He swears he saw the shadow of a dolphin below a wave here.
When they first came, he knows she saw it too. Her eyes
Widened, and they shared a glance and a giggle,
Like a wreath of bubbles, like a secret vault of blue.
A feeling, a vibration, the last echo in a chain of echoes below.
After that, Tel Aviv was of the dolphins. He came back
In 2001, and in the rubble of the Dolphinarium, he waited.
But there was nothing. When she visited
She did not even ask,
As though she sensed the void. It was unspoken. Then
He ran away from her in 2007. Seeking what?
But still the sea was silent. Even when she died.
That night, in the sand, holding his legs to his chest,
The words of his friends lost in the surf, and the buzz
Of the world, bounding from wave to wave. Still nothing.
I want to be cremated ,
She always said. I want my ashes to be poured
Into the sea.
But they bury their own, so their mother, she printed
Pictures for him to take back and burn.
I will do this he said.
He did not unpack for two months. Then it was winter. Then
New Year’s Eve. And there had been rain, and there was wind,
And it was cold, and he said **** it.
The kiosk outside
Was empty, airless, damp.

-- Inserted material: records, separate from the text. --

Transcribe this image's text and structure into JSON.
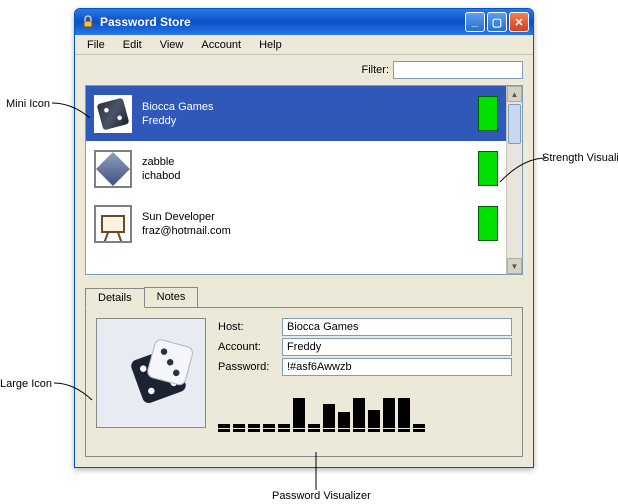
{
  "window": {
    "title": "Password Store"
  },
  "menu": [
    "File",
    "Edit",
    "View",
    "Account",
    "Help"
  ],
  "filter": {
    "label": "Filter:",
    "value": ""
  },
  "accounts": [
    {
      "host": "Biocca Games",
      "user": "Freddy",
      "icon": "dice"
    },
    {
      "host": "zabble",
      "user": "ichabod",
      "icon": "diamond"
    },
    {
      "host": "Sun Developer",
      "user": "fraz@hotmail.com",
      "icon": "easel"
    }
  ],
  "tabs": {
    "details": "Details",
    "notes": "Notes"
  },
  "details": {
    "host_label": "Host:",
    "host": "Biocca Games",
    "account_label": "Account:",
    "account": "Freddy",
    "password_label": "Password:",
    "password": "!#asf6Awwzb"
  },
  "pwviz_heights": [
    4,
    4,
    4,
    4,
    4,
    30,
    4,
    24,
    16,
    30,
    18,
    30,
    30,
    4
  ],
  "annotations": {
    "mini_icon": "Mini Icon",
    "strength": "Strength Visualizer",
    "large_icon": "Large Icon",
    "pwviz": "Password Visualizer"
  }
}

He palmed a cheap lighter,
Dropped a coin, left.
And he walked down to the sea,
Into the wind, the wet, the cold. The pictures in his pocket.
There is a jetty made of rubble, next to the Dolphinarium,
Where he returns to year after year. If he stands there
And listens he can hear the edge of the world, the sinking
Of bones. Behind him the city, before him the sea.
And when he takes both in for long enough
He forgets which is which.
He went there and looked
At the foam forever, blinking away spindrift, the lighter
Turning in his fingers.
And when he pulled out the pictures
And held the lighter up to them it was a new year.
His thumbs are scarred now. The pictures would not burn.
He railed against the rocks. His throat fought the wind.
With every flick the flame was choked. And the lighter broke but
He would not stop but for a moment to wipe his face.
Her name and spoke to her.
But there was no ash.
Just the city,
the sea, the wind.
And in the calm before dawn he slumped
Home, the pictures, blackened and reddened, back in his pocket.
To be shoved away in some old drawer.
He saw his mother
Later that year and she did not ask because she did not remember.
In the summer, he watched the jetty each day, but from a distance,
And noted how the silhouettes of fishermen reached
Out to the city in the morning then back to the sea by evening, distorted
With each swell.
But he could not bring himself to stand
There. Two years in Tel Aviv and he could be no longer.
Then it is winter again, and a month before he is to leave,
And a week before New Year’s Eve.
He remembers the pictures.
He meets a woman at a party and they make love.
He sees her every night and when New Year’s Eve comes, they plan to meet.
Allenby is quiet as he steps outside, and the kiosk
He drifts down to the sea without thought, carried
By the current of the city.
Phone shaking in his pocket but he feels
Nothing. Then he is there, again.
His back to the city, crouched.
On the jetty, alone, the pictures in one hand, lighter in the other.
And the fire lasts for but a moment, and the sparks recede into the sea. And he brushes the remains into the dark, and turns back to the city.
Later, he will greet the woman with a rose between his teeth and Spring
In his step, and he will walk into the night with her hand
In his, and the call of the sea sounding inside.